What you will do. In the material below, how many lines include the word "label"? Write only the number.

* * * * * * *

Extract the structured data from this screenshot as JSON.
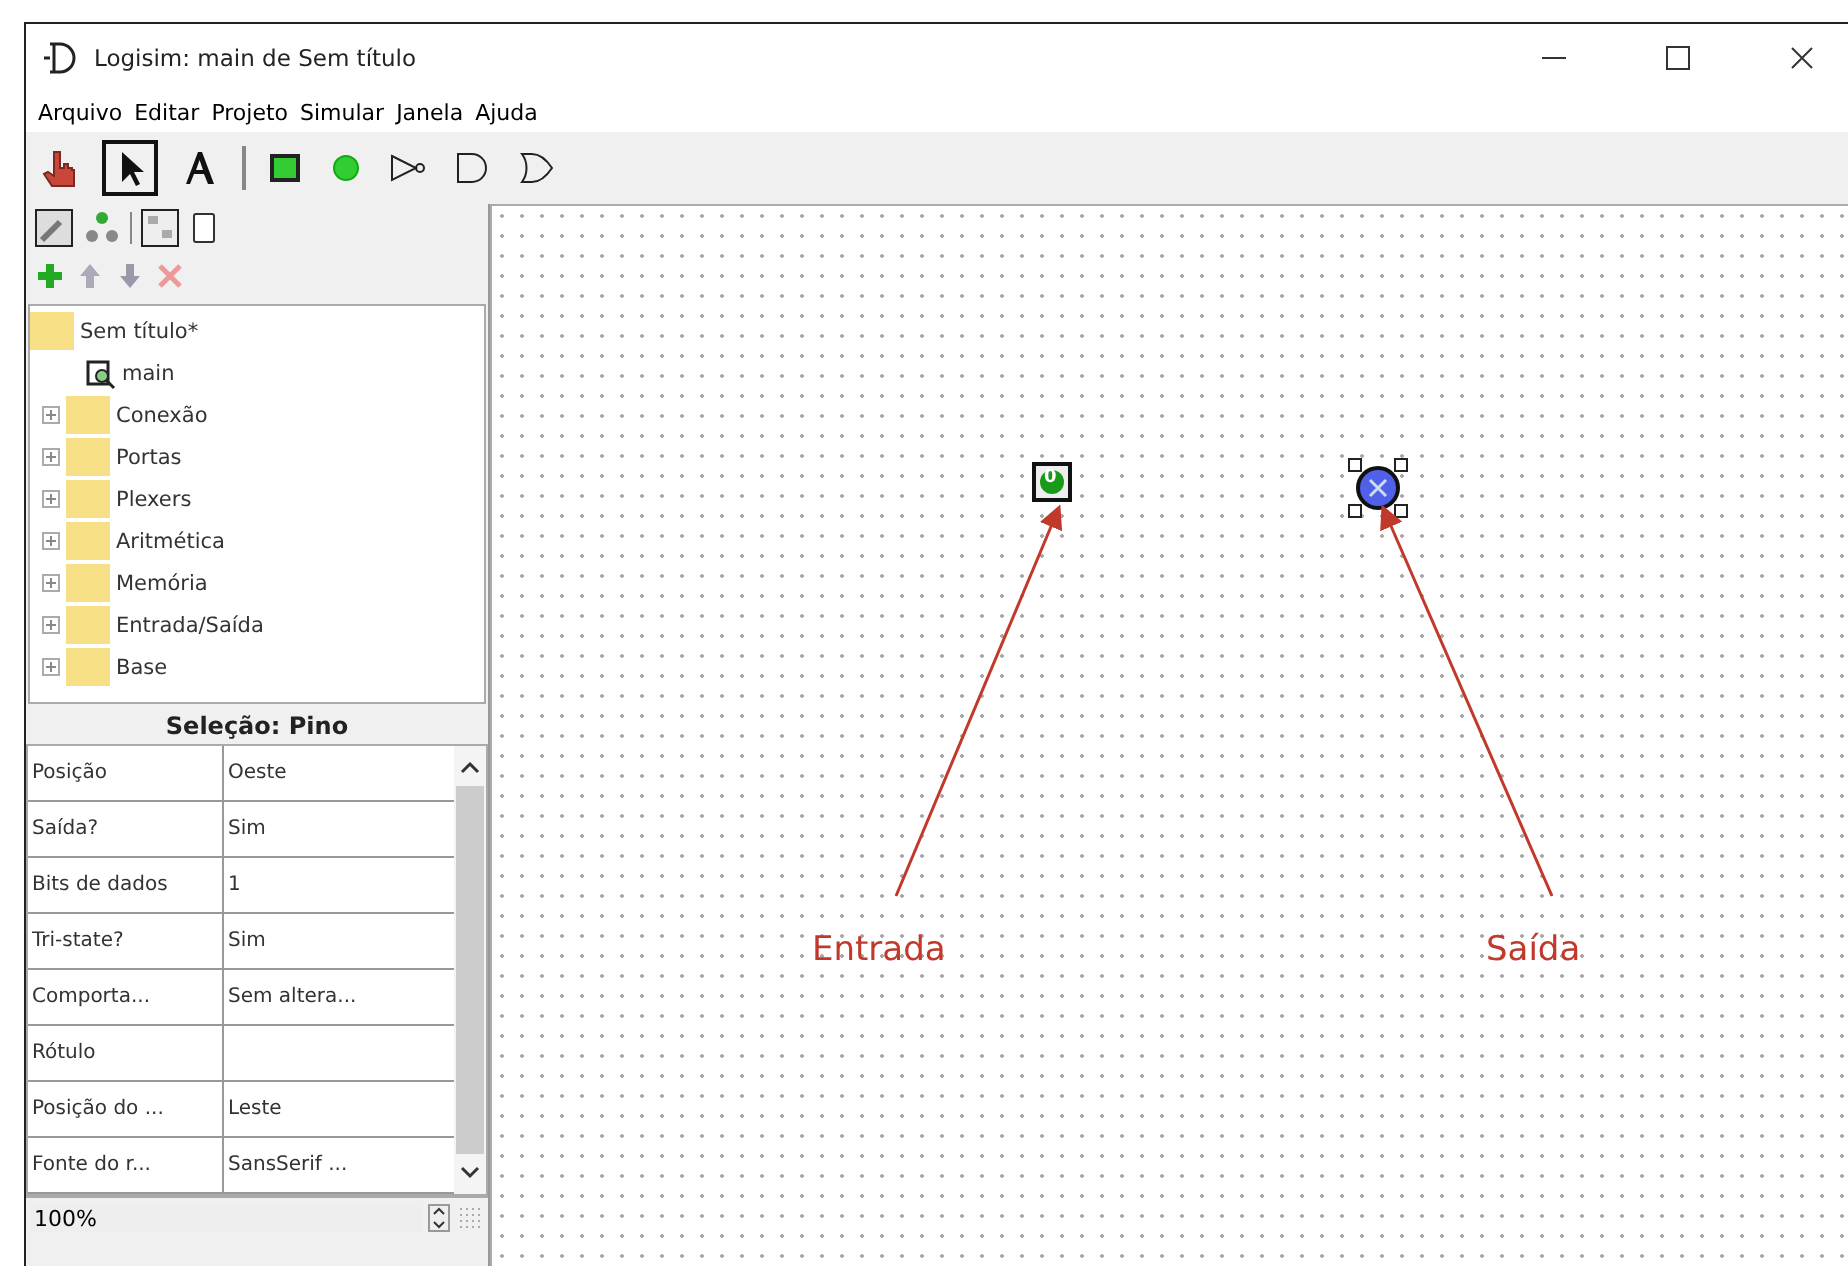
{
  "window": {
    "title": "Logisim: main de Sem título"
  },
  "menu": [
    "Arquivo",
    "Editar",
    "Projeto",
    "Simular",
    "Janela",
    "Ajuda"
  ],
  "tree": {
    "label": "Sem título*",
    "children": [
      {
        "label": "main",
        "kind": "circuit"
      },
      {
        "label": "Conexão",
        "kind": "library",
        "expanded": false
      },
      {
        "label": "Portas",
        "kind": "library",
        "expanded": false
      },
      {
        "label": "Plexers",
        "kind": "library",
        "expanded": false
      },
      {
        "label": "Aritmética",
        "kind": "library",
        "expanded": false
      },
      {
        "label": "Memória",
        "kind": "library",
        "expanded": false
      },
      {
        "label": "Entrada/Saída",
        "kind": "library",
        "expanded": false
      },
      {
        "label": "Base",
        "kind": "library",
        "expanded": false
      }
    ]
  },
  "properties": {
    "title": "Seleção: Pino",
    "rows": [
      {
        "name": "Posição",
        "value": "Oeste"
      },
      {
        "name": "Saída?",
        "value": "Sim"
      },
      {
        "name": "Bits de dados",
        "value": "1"
      },
      {
        "name": "Tri-state?",
        "value": "Sim"
      },
      {
        "name": "Comporta...",
        "value": "Sem altera..."
      },
      {
        "name": "Rótulo"
      },
      {
        "name": "Posição do ...",
        "value": "Leste"
      },
      {
        "name": "Fonte do r...",
        "value": "SansSerif ..."
      }
    ]
  },
  "zoom": "100%",
  "canvas": {
    "components": [
      {
        "kind": "input",
        "value": "0",
        "selected": false
      },
      {
        "kind": "output",
        "selected": true
      }
    ],
    "annotations": [
      {
        "text": "Entrada"
      },
      {
        "text": "Saída"
      }
    ]
  }
}
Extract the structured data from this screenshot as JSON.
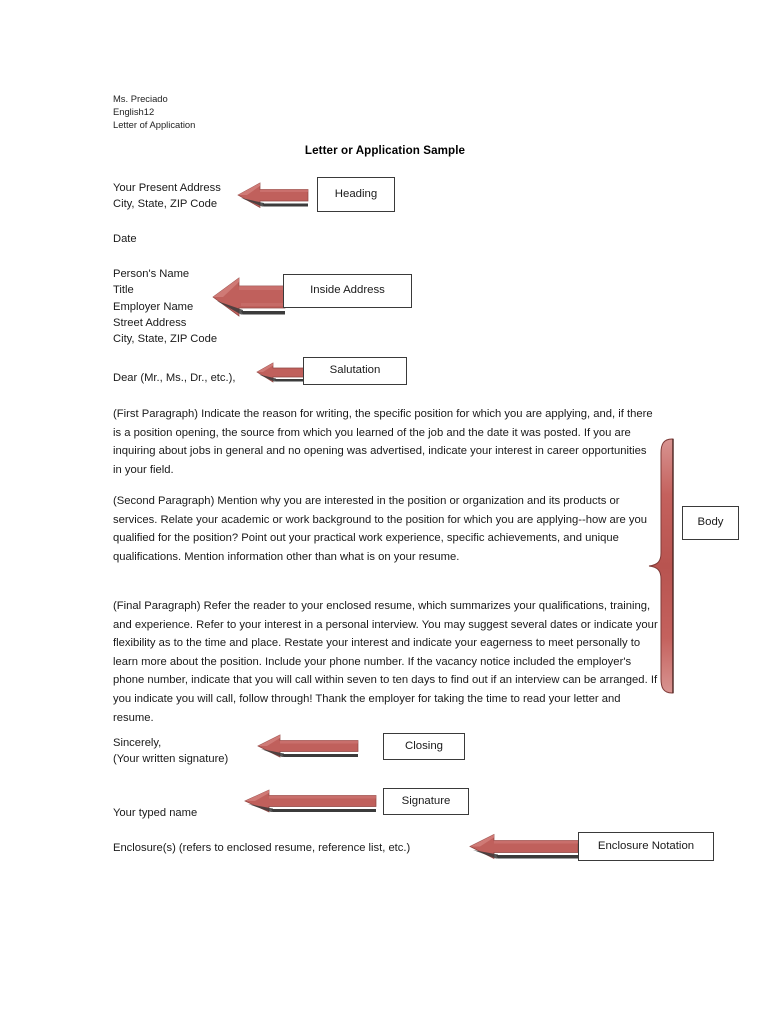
{
  "document": {
    "course_info": "Ms. Preciado\nEnglish12\nLetter of Application",
    "title": "Letter or Application Sample",
    "heading_block": "Your Present Address\nCity, State, ZIP Code",
    "date_block": "Date",
    "inside_address_block": "Person's Name\nTitle\nEmployer Name\nStreet Address\nCity, State, ZIP Code",
    "salutation_block": "Dear (Mr., Ms., Dr., etc.),",
    "paragraph_first": "(First Paragraph) Indicate the reason for writing, the specific position for which you are applying, and, if there is a position opening, the source from which you learned of the job and the date it was posted. If you are inquiring about jobs in general and no opening was advertised, indicate your interest in career opportunities in your field.",
    "paragraph_second": "(Second Paragraph) Mention why you are interested in the position or organization and its products or services. Relate your academic or work background to the position for which you are applying--how are you qualified for the position? Point out your practical work experience, specific achievements, and unique qualifications. Mention information other than what is on your resume.",
    "paragraph_final": "(Final Paragraph) Refer the reader to your enclosed resume, which summarizes your qualifications, training, and experience. Refer to your interest in a personal interview. You may suggest several dates or indicate your flexibility as to the time and place. Restate your interest and indicate your eagerness to meet personally to learn more about the position. Include your phone number. If the vacancy notice included the employer's phone number, indicate that you will call within seven to ten days to find out if an interview can be arranged. If you indicate you will call, follow through! Thank the employer for taking the time to read your letter and resume.",
    "closing_block": "Sincerely,\n(Your written signature)",
    "typed_name_block": "Your typed name",
    "enclosure_block": "Enclosure(s) (refers to enclosed resume, reference list, etc.)"
  },
  "callouts": {
    "heading": "Heading",
    "inside_address": "Inside Address",
    "salutation": "Salutation",
    "body": "Body",
    "closing": "Closing",
    "signature": "Signature",
    "enclosure_notation": "Enclosure Notation"
  },
  "colors": {
    "arrow_fill": "#c0605c",
    "arrow_fill_light": "#cf7a76",
    "arrow_shadow": "#3b3b3b",
    "arrow_outline": "#8d4440",
    "box_border": "#3a3a3a",
    "page_background": "#ffffff",
    "text": "#1a1a1a"
  }
}
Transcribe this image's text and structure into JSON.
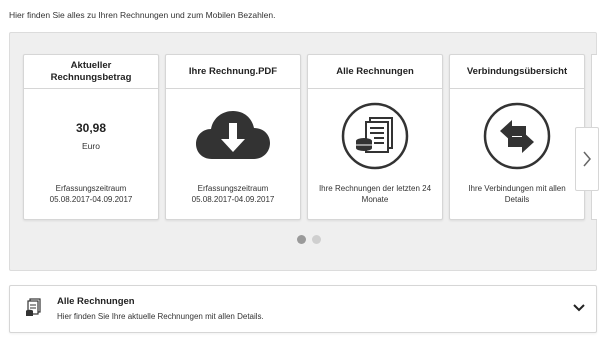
{
  "intro_text": "Hier finden Sie alles zu Ihren Rechnungen und zum Mobilen Bezahlen.",
  "cards": [
    {
      "title_line1": "Aktueller",
      "title_line2": "Rechnungsbetrag",
      "amount": "30,98",
      "unit": "Euro",
      "foot_line1": "Erfassungszeitraum",
      "foot_line2": "05.08.2017-04.09.2017"
    },
    {
      "title": "Ihre Rechnung.PDF",
      "icon": "cloud-download-icon",
      "foot_line1": "Erfassungszeitraum",
      "foot_line2": "05.08.2017-04.09.2017"
    },
    {
      "title": "Alle Rechnungen",
      "icon": "invoices-coins-icon",
      "foot_line1": "Ihre Rechnungen der letzten 24",
      "foot_line2": "Monate"
    },
    {
      "title": "Verbindungsübersicht",
      "icon": "swap-arrows-icon",
      "foot_line1": "Ihre Verbindungen mit allen",
      "foot_line2": "Details"
    }
  ],
  "carousel": {
    "next_icon": "chevron-right-icon",
    "page_count": 2,
    "active_page": 1
  },
  "accordion": {
    "title": "Alle Rechnungen",
    "subtitle": "Hier finden Sie Ihre aktuelle Rechnungen mit allen Details.",
    "icon": "invoices-icon",
    "toggle_icon": "chevron-down-icon"
  },
  "colors": {
    "icon_dark": "#333333",
    "panel_bg": "#efefef",
    "dot_active": "#9a9a9a",
    "dot_inactive": "#cfcfcf"
  }
}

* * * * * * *

Written response. 9